BEGIN STORED DATA
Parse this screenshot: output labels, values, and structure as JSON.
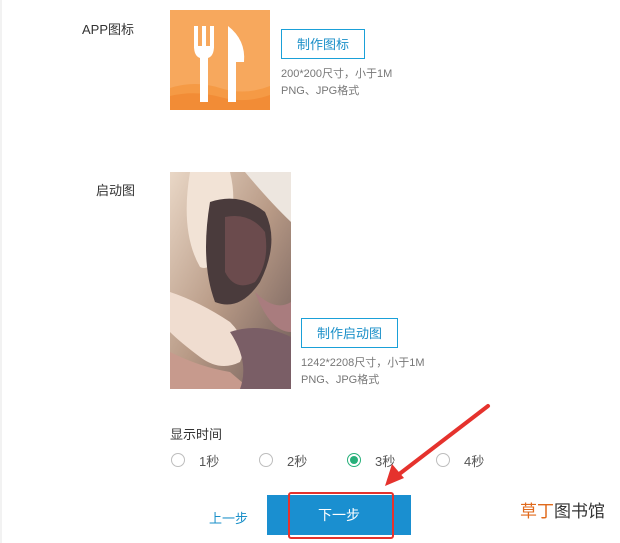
{
  "app_icon": {
    "label": "APP图标",
    "button_label": "制作图标",
    "hint_size": "200*200尺寸，小于1M",
    "hint_format": "PNG、JPG格式",
    "icon_name": "fork-knife-icon",
    "background_color": "#f7a85d"
  },
  "launch_image": {
    "label": "启动图",
    "button_label": "制作启动图",
    "hint_size": "1242*2208尺寸，小于1M",
    "hint_format": "PNG、JPG格式"
  },
  "display_time": {
    "label": "显示时间",
    "options": [
      "1秒",
      "2秒",
      "3秒",
      "4秒"
    ],
    "selected": "3秒"
  },
  "navigation": {
    "prev_label": "上一步",
    "next_label": "下一步"
  },
  "watermark": {
    "accent": "草丁",
    "rest": "图书馆"
  },
  "colors": {
    "accent": "#1a8fd0",
    "radio_checked": "#27b07a",
    "annotation": "#e5322d"
  }
}
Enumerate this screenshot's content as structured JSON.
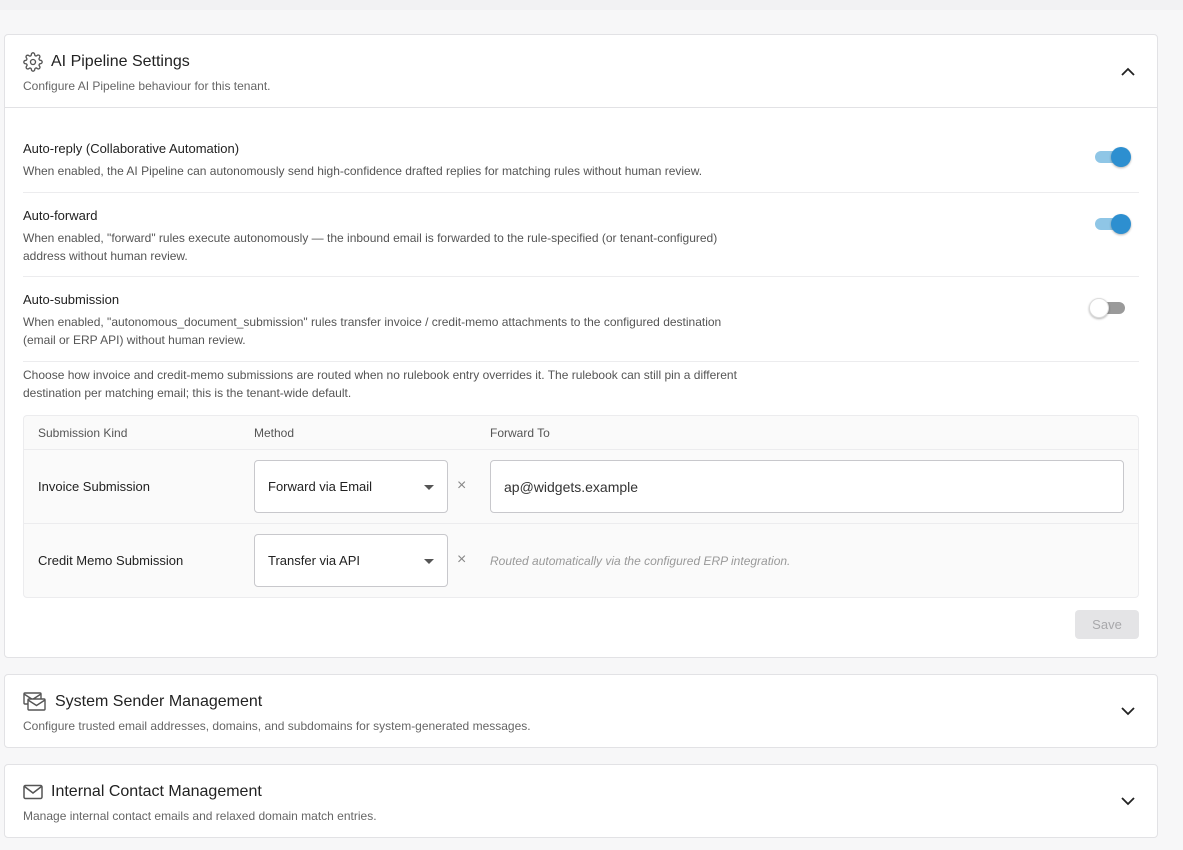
{
  "ai_pipeline": {
    "title": "AI Pipeline Settings",
    "subtitle": "Configure AI Pipeline behaviour for this tenant.",
    "settings": [
      {
        "title": "Auto-reply (Collaborative Automation)",
        "description": "When enabled, the AI Pipeline can autonomously send high-confidence drafted replies for matching rules without human review.",
        "enabled": true
      },
      {
        "title": "Auto-forward",
        "description": "When enabled, \"forward\" rules execute autonomously — the inbound email is forwarded to the rule-specified (or tenant-configured) address without human review.",
        "enabled": true
      },
      {
        "title": "Auto-submission",
        "description": "When enabled, \"autonomous_document_submission\" rules transfer invoice / credit-memo attachments to the configured destination (email or ERP API) without human review.",
        "enabled": false
      }
    ],
    "routing_note": "Choose how invoice and credit-memo submissions are routed when no rulebook entry overrides it. The rulebook can still pin a different destination per matching email; this is the tenant-wide default.",
    "table": {
      "headers": [
        "Submission Kind",
        "Method",
        "Forward To"
      ],
      "rows": [
        {
          "kind": "Invoice Submission",
          "method": "Forward via Email",
          "forward_to": "ap@widgets.example"
        },
        {
          "kind": "Credit Memo Submission",
          "method": "Transfer via API",
          "note": "Routed automatically via the configured ERP integration."
        }
      ]
    },
    "save_label": "Save",
    "clear_glyph": "×"
  },
  "system_sender": {
    "title": "System Sender Management",
    "subtitle": "Configure trusted email addresses, domains, and subdomains for system-generated messages."
  },
  "internal_contact": {
    "title": "Internal Contact Management",
    "subtitle": "Manage internal contact emails and relaxed domain match entries."
  },
  "colors": {
    "toggle_on": "#2d8fd0",
    "toggle_on_track": "#8fc6e6",
    "toggle_off_track": "#9a9a9a"
  },
  "icons": {
    "ai_pipeline": "gear-icon",
    "system_sender": "sender-envelopes-icon",
    "internal_contact": "mail-icon",
    "collapse": "chevron-up-icon",
    "expand": "chevron-down-icon"
  }
}
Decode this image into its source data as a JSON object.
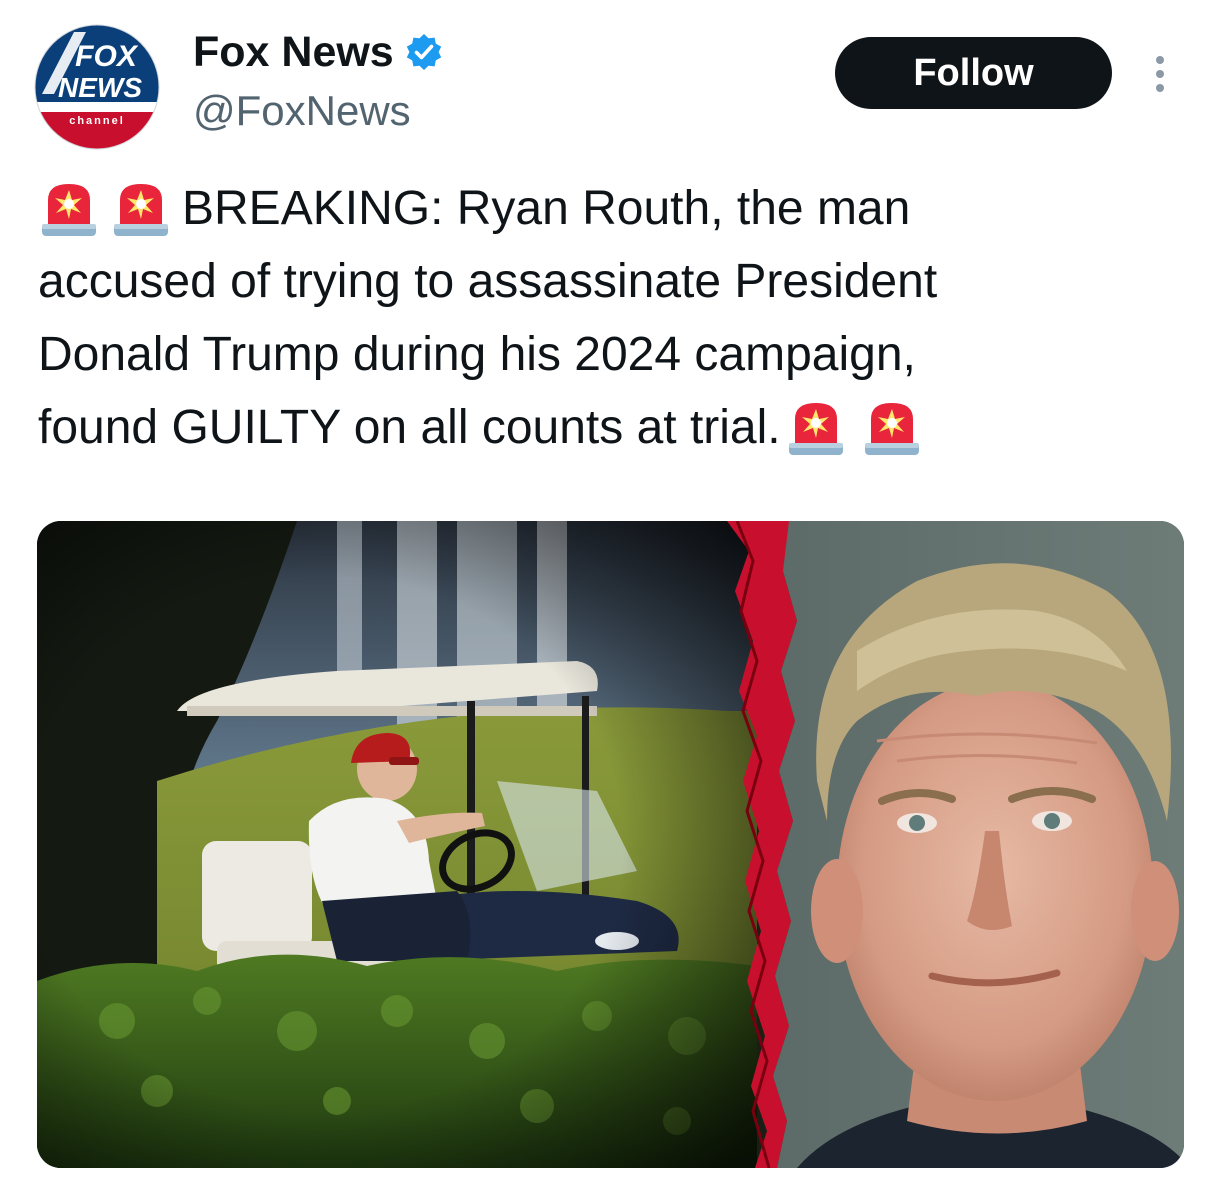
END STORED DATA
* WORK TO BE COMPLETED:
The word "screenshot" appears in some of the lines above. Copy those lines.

* COMPLETED EXERCISE:
Parse this screenshot: output labels, values, and structure as JSON.
Enumerate this screenshot's content as structured JSON.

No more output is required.